Love, home, and work
After finishing his studies, Emmanuel’s wife from Nigeria moved to Kokkola as well. They started a family, which now also includes two children. He says everything is well and the basics are in order. There’s love in the family, they have their own home, and work. At the moment Emmanuel works as a welder, which guarantees the family’s livelihood. In addition to his work as a welder, he also works for a Danish company as a software engineer. He has yet to find a similar permanent job in Kokkola, despite his attempts.
Emmanuel praises Finland’s equal society
Emmanuel appreciates the basic security and care provided by Finland, medical care one of them. In Nigeria, basic healthcare was not something to take for granted.
“I’ll always remember visiting a health center in the early days. I was waiting in the lobby for my turn at the doctor’s office with a very well dressed gentleman. I was surprised when I was called to see the doctor first, while that gentleman stayed in the lobby to wait for his turn. I was also quite surprised that the same doctor treated both of us! It was downright unreal.

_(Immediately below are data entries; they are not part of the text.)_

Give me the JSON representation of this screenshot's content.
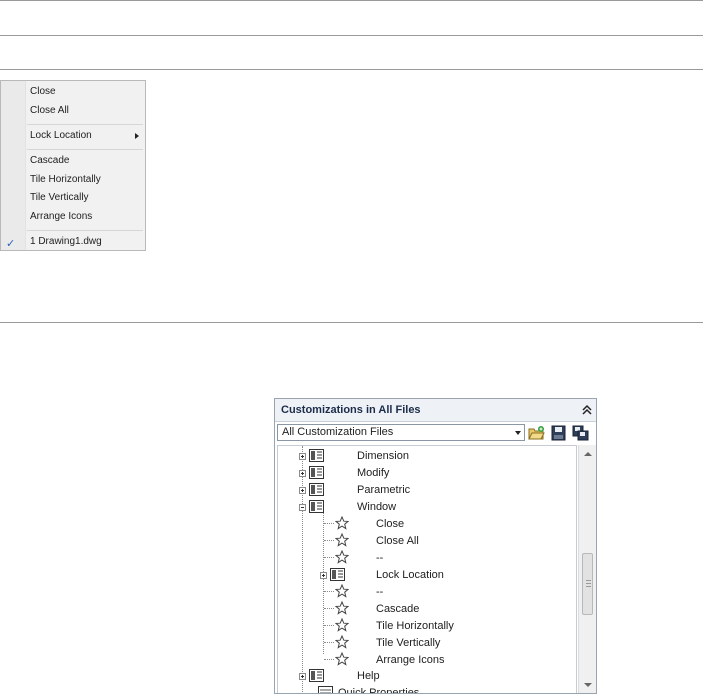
{
  "window_menu": {
    "items": [
      {
        "label": "Close"
      },
      {
        "label": "Close All"
      },
      {
        "label": "Lock Location",
        "submenu": true
      },
      {
        "label": "Cascade"
      },
      {
        "label": "Tile Horizontally"
      },
      {
        "label": "Tile Vertically"
      },
      {
        "label": "Arrange Icons"
      },
      {
        "label": "1 Drawing1.dwg",
        "checked": true
      }
    ],
    "check_glyph": "✓",
    "check_color": "#2b63b8"
  },
  "customize_panel": {
    "title": "Customizations in All Files",
    "collapse_icon": "double-chevron-up-icon",
    "filter": {
      "selected": "All Customization Files"
    },
    "toolbar_icons": [
      "open-folder-icon",
      "save-icon",
      "save-as-icon"
    ],
    "tree": {
      "menus": [
        {
          "label": "Dimension",
          "expanded": false
        },
        {
          "label": "Modify",
          "expanded": false
        },
        {
          "label": "Parametric",
          "expanded": false
        },
        {
          "label": "Window",
          "expanded": true
        },
        {
          "label": "Help",
          "expanded": false
        }
      ],
      "window_children": [
        {
          "label": "Close",
          "type": "command"
        },
        {
          "label": "Close All",
          "type": "command"
        },
        {
          "label": "--",
          "type": "separator"
        },
        {
          "label": "Lock Location",
          "type": "submenu"
        },
        {
          "label": "--",
          "type": "separator"
        },
        {
          "label": "Cascade",
          "type": "command"
        },
        {
          "label": "Tile Horizontally",
          "type": "command"
        },
        {
          "label": "Tile Vertically",
          "type": "command"
        },
        {
          "label": "Arrange Icons",
          "type": "command"
        }
      ],
      "partial_bottom_item": "Quick Properties"
    }
  }
}
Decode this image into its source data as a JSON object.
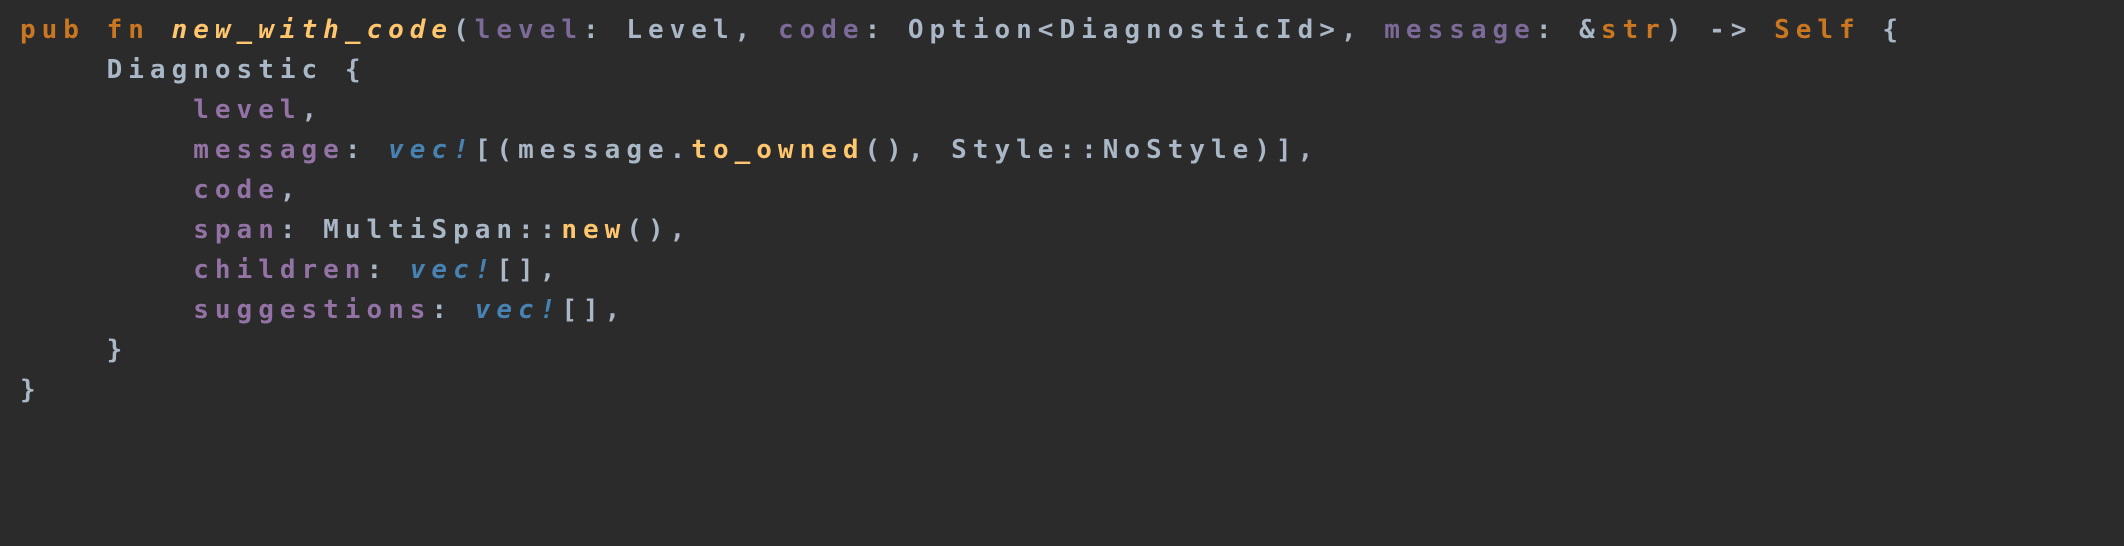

That’s when I truly understood the equality prevailing here, this gentleman and I were equally valuable in that situation. As I left, I saw this well dressed man leaving on a bicycle and I was told he was an important municipal decision-maker. I couldn’t believe a man that important went to the reception after me, where we were treated by the same doctor, and then he left on a bicycle. In Nigeria this simply wouldn’t be possible. There, such an important man would have gone to a private medical clinic, driven by a chauffeur, and he definitely wouldn’t have had to wait for his turn.”
Emmanuel mentionshaving sometimes wondered how life can be so different here. Nigeria has many valuable natural resources such as oil, lithium, and gold. Despite this, he thinks most of the people there have next to nothing. Finland doesn’t have oil or other similar huge natural resources but there’s still everything here. Emmanuel noticed that in Finland everyone is equally valuable and everyone has the same rights.